I received an MFA in Poetry from The University of Montana in 1999, so naturally I now sell insurance. My poems have appeared in some journals and anthologies, most notably The Best American Poetry 2007. My chapbook Silent Partner won the 2013 Sow’s Ear Chapbook Competition, and is due out this June.
Winter Pales Her
Winter pales her but brown eyes colossal
melt the crooked fingers
of its bloodless hands. What brings her
to me is the awkward way her docile
hair tosses when hat’s removed, the jostle
of her mood from cold that lingers
in feet too small for circulating the fester
of freeze. She’s an apostle
for warm seasons, spreads salt on sidewalks
she’s shoveled for reasons of reluctant
faith: the sun squeezes through rifts of gray cloud
while a magpie perched on a bare branch balks
at migration. Even now, though distant,
her olive tint endures winter’s white shroud.
Ode to She Alone
She is alabaster incarnate,
Breakable and beautiful.
Makes men spoken-for wish
The speaker had laryngitis.
She will not settle, default,
Nor relinquish her identity.
She would rather be alone
Than lonely while together.
A startling swan, buoyant
on life’s inclement surface,
readying to meet her equal.
I Should Take More Pictures
No matter how long I gaze
at my sleeping children’s faces,
I won’t remember how wispily
their hair shores their foreheads.
I won’t retain their hint of teeth
through barely parted lips.
I am half these visions kept
however my mind sees fit.
I am half the cheeks I tiptoe
toward to touch, half the arching
backs, fluttering eyes, arms
stretching above their heads.
Time to go before I wake them
from the dreams I will ask

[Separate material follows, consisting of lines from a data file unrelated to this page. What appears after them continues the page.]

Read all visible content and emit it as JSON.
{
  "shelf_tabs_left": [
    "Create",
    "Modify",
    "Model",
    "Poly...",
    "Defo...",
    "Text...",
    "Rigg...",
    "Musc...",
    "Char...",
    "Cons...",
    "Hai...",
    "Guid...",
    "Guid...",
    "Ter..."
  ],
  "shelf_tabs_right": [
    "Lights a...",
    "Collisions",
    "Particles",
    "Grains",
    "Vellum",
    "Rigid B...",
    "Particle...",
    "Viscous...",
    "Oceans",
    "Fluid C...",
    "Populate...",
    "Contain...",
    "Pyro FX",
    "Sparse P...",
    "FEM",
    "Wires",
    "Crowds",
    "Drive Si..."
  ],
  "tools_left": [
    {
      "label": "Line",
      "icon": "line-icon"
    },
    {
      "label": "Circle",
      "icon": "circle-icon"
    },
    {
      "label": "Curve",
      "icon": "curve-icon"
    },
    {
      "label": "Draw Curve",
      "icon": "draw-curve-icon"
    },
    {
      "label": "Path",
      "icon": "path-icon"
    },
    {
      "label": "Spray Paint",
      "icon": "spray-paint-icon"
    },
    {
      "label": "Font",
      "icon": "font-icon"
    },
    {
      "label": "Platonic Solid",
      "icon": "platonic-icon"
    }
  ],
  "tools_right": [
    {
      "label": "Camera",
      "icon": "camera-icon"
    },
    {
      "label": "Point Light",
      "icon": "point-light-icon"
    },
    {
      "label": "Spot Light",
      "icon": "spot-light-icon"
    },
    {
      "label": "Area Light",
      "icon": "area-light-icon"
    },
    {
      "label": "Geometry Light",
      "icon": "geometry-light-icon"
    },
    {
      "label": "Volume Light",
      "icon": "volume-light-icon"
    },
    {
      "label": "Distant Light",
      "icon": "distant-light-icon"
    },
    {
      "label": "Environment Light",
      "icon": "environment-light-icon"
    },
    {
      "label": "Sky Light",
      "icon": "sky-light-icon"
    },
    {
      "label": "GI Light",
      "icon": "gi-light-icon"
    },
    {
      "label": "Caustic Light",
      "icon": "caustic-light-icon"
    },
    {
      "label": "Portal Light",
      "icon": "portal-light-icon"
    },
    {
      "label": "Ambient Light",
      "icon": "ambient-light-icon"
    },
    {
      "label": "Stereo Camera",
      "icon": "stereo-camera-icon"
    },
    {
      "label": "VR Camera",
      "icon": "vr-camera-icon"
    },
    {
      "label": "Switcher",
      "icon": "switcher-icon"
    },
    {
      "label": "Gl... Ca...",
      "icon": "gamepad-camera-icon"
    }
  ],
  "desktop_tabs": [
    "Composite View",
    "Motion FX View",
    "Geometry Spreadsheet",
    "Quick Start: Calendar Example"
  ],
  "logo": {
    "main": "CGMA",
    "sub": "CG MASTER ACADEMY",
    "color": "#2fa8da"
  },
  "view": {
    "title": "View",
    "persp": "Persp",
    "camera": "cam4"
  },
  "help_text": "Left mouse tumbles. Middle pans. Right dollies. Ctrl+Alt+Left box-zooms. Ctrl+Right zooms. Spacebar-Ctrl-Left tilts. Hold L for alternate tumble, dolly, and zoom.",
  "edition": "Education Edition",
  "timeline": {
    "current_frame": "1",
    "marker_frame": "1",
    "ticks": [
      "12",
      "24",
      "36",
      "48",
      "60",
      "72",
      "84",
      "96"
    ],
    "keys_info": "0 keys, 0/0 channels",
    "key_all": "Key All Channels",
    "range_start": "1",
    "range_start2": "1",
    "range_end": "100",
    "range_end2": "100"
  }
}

them about at breakfast, dreams
they’ll remember no more than I
my own, blurred by the act of trying.
We see wind by what it stirs.
We see how we feel
through vaporous words.
Wind enters our home,
the wheezing of a deity
subject to the whimsy of its creations.
Despite all I’ve learned
and thought I stood for,
I refute you without listening.
A Day Hike
I want to tell you the clouds' tyranny
will inspire revolt, but it won't.
It will expand, and continue to rain.
The waterline carved into mountain rock
reminds that everything must flee,
settle awhile in exile.
A crow drops like a discarded crucifix,
its sheen slickened by carrion, insects.
On a moss-beaded boulder it alights.
©2014 Matthew Byrne